2. A basic rule of interpretation is to see how the same word is used in the same book of the Bible before seeing how it is used in another book of the Bible, e.g., the wider context of the Testament (Old or New). Words often have multiple meanings, but some help in interpretation can be found by seeing how the same author (in this case Matthew) used the word. In other words, John might be using this word to bring out our Lord's words in a way that is different than Matthew's use of the word. This is acceptable because the word has multiple meanings. That is not to say that John and Matthew are not using the words in the same way, but the first principle would be to see how Matthew uses it before looking at how John uses it.

3. It is still very difficult to see how verses 40 and 41 could refer to the righteous being taken away or received by the Lord in some type of rapture while the unrighteous are left, given how our Lord sets up verses 40 and 41 with verse 39. The ones who are quickly taken away in verse 39 are those who perished in the Flood(the unrighteous). For verses 40 and 41 to refer now to the righteous being taken away or received quickly, there would have to be a disconnect between verse 39 and the following verses 40 and 41. Or Jesus would have to be indicating that when the Son of Man comes it will be different than when the Flood came. However, it is clear from verse 37 that He is drawing a parallel between the sudden cataclysmic destruction of the Flood and the coming of the Son of Man.

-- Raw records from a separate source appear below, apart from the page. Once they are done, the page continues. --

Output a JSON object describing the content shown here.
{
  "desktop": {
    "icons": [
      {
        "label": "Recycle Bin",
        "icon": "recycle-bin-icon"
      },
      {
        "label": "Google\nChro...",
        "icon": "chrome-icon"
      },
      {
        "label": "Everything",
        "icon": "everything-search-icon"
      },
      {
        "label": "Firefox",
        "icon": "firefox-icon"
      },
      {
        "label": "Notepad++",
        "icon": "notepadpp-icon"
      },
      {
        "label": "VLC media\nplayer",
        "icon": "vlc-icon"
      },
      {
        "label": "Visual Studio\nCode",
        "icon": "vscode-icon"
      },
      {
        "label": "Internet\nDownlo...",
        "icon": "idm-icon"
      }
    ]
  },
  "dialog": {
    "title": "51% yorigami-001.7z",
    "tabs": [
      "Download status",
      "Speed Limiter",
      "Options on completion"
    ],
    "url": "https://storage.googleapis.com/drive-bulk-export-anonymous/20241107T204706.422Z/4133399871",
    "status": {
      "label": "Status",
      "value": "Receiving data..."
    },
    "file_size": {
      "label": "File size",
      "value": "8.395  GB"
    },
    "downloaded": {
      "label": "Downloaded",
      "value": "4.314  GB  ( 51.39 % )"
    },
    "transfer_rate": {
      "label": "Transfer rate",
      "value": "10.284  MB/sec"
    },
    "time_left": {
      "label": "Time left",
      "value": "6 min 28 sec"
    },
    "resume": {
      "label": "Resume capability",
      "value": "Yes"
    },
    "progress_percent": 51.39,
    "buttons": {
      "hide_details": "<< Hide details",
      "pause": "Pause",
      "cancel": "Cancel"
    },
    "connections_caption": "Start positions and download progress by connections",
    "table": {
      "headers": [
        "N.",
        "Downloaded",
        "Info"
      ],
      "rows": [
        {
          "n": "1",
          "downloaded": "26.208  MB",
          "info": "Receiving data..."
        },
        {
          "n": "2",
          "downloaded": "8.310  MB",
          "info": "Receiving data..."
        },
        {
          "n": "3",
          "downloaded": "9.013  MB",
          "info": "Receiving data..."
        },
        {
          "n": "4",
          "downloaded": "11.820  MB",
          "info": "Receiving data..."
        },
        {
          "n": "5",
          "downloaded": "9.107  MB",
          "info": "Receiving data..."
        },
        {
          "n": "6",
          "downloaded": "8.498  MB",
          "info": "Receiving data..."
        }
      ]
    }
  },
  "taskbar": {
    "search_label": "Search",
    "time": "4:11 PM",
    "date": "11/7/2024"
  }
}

4. The parables about the Kingdom in Matthew 13 (24-30, 36-43, 47-50) give precedence for the idea that the wicked are gathered in at the end of the age. In other words, although it is not the same word as in 24:40,41, the idea of gathering the unrighteous is an idea that our Lord presents as part of His Kingdom. It is not simply the righteous who are collected.

By Anonymous David W., at September 21, 2005 6:44 AM  

Post a Comment